DESCRIPTION OF THE TASK |
Report each line from the entries in which "label" can be found.
── INFORMATION GIVEN
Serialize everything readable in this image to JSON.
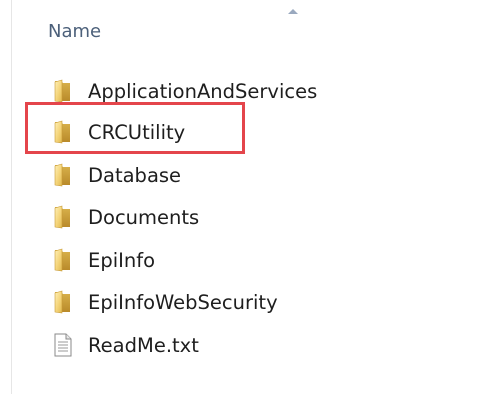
{
  "column_header": "Name",
  "items": [
    {
      "label": "ApplicationAndServices",
      "icon": "folder-icon"
    },
    {
      "label": "CRCUtility",
      "icon": "folder-icon"
    },
    {
      "label": "Database",
      "icon": "folder-icon"
    },
    {
      "label": "Documents",
      "icon": "folder-icon"
    },
    {
      "label": "EpiInfo",
      "icon": "folder-icon"
    },
    {
      "label": "EpiInfoWebSecurity",
      "icon": "folder-icon"
    },
    {
      "label": "ReadMe.txt",
      "icon": "text-file-icon"
    }
  ],
  "highlight_color": "#e4454b"
}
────
RESULT FOR THIS EXERCISE |
      "label": "ApplicationAndServices",
      "label": "CRCUtility",
      "label": "Database",
      "label": "Documents",
      "label": "EpiInfo",
      "label": "EpiInfoWebSecurity",
      "label": "ReadMe.txt",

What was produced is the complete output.